ALWAYS CARRY CASH
“How much do I owe you?” “Ten dollars,” she says. “Do you take American Express?” “No,” she says, “we only take cash.”
Oops! I take out my wallet. No cash. I go into my pockets and find three one crumpled dollar bills. She agrees to let me go up the street to the coffee shop where Kay is using the internet. “I’ll be back,” I say, assuring her I’m not skipping town. I don’t tell her that her haircut is only worth three dollars.
Kay also has no cash. But she remembers the cylinder of quarters she keeps in the Prius. We count them out, 38 quarters, just enough with my three ones to cover the cost and leave a $1.50 tip, and return to the Beauty Salon.
She’s doing the hair of the teenage girl dressed in her bridesmaid uniform.
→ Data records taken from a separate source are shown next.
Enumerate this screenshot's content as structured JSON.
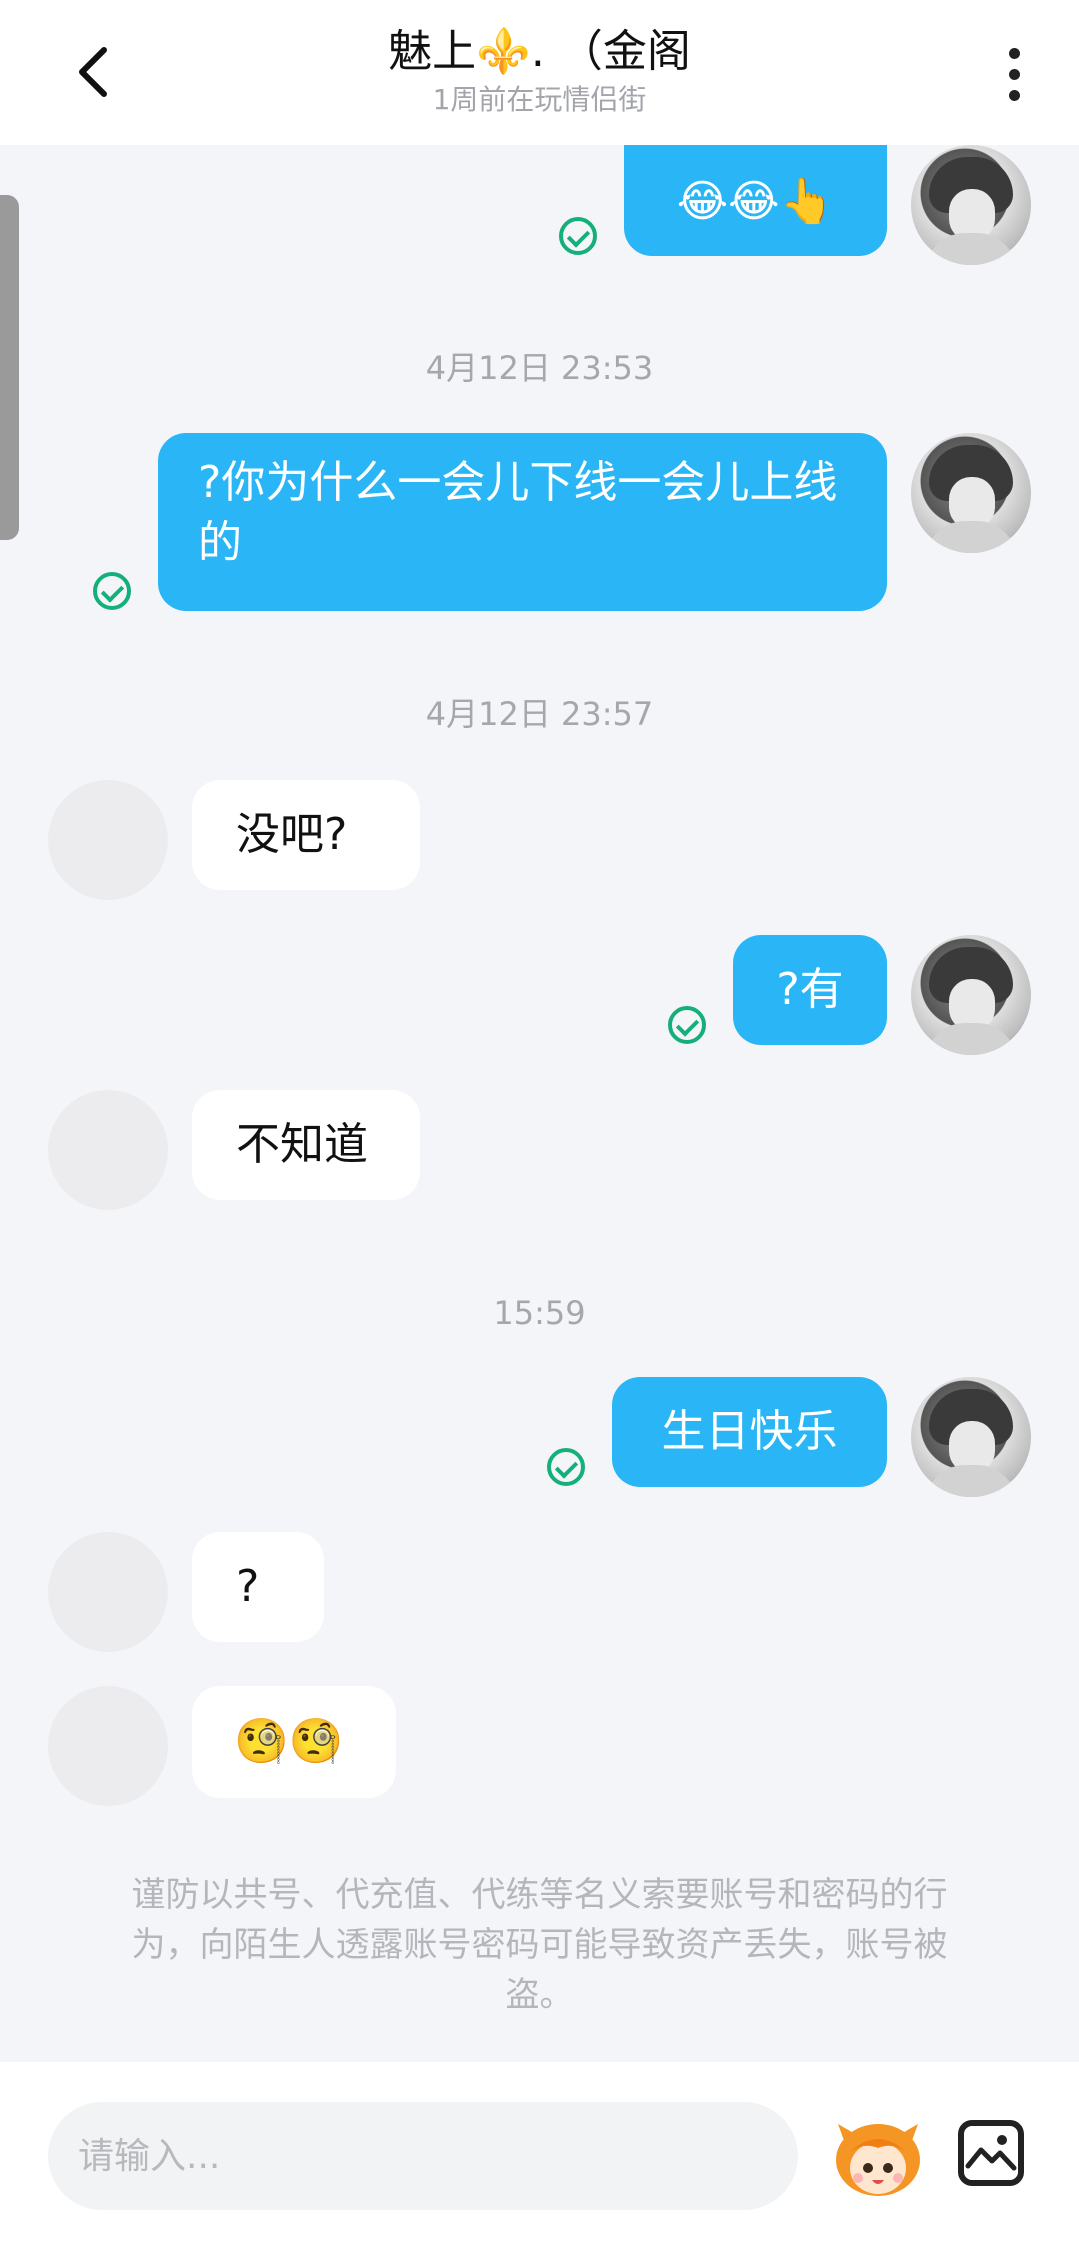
{
  "header": {
    "title": "魅上⚜️. （金阁",
    "subtitle": "1周前在玩情侣街"
  },
  "messages": [
    {
      "side": "me",
      "text": "😂😂👆"
    },
    {
      "timestamp": "4月12日 23:53"
    },
    {
      "side": "me",
      "text": "?你为什么一会儿下线一会儿上线的"
    },
    {
      "timestamp": "4月12日 23:57"
    },
    {
      "side": "peer",
      "text": "没吧?"
    },
    {
      "side": "me",
      "text": "?有"
    },
    {
      "side": "peer",
      "text": "不知道"
    },
    {
      "timestamp": "15:59"
    },
    {
      "side": "me",
      "text": "生日快乐"
    },
    {
      "side": "peer",
      "text": "?"
    },
    {
      "side": "peer",
      "text": "🧐🧐"
    }
  ],
  "notice": "谨防以共号、代充值、代练等名义索要账号和密码的行为，向陌生人透露账号密码可能导致资产丢失，账号被盗。",
  "input": {
    "placeholder": "请输入..."
  },
  "icons": {
    "back": "chevron-left-icon",
    "more": "more-vertical-icon",
    "read": "check-circle-icon",
    "mascot": "mascot-sticker-icon",
    "image": "image-icon"
  },
  "colors": {
    "my_bubble": "#2ab6f6",
    "peer_bubble": "#ffffff",
    "read_check": "#15b07a",
    "background": "#f4f5f9"
  }
}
I think of bridesmaids’ dresses as uniforms ‘cause, like Army recruits, the poor bridesmaids have to wear what their recruiter makes them wear. There is no freedom on wedding day. I just hope the poor soul sitting in the stylist’s chair doesn’t open her eyes to see Mortimer staring back from her bridesmaid uniform.
LESSONS FOR LIFE
Thirteen (13) little hours offered the best and the worst, the joys and, as the old hymn “Beneath the Cross of Jesus” puts it, “the burdens of the day.”
I’ll take back to Minneapolis three life lessons learned in Anaconda:
- Pay no attention to the exterior appearance of anything, especially a restaurant. It may hide the best tenderloin steak you’ve ever tasted anywhere.
- Carry cash!
- If you’re a guy who ventures into a beauty salon next door to the closed barber shop and some women laugh loudly when you ask if they do men, run for your life. You may turn into Mortimer Snerd!
“Yup!” Life is like that. I smile and remember the tenderloin. Kay tells me my hair will grow out again.
– Gordon C. Stewart, Anaconda, MT, June 29, 2015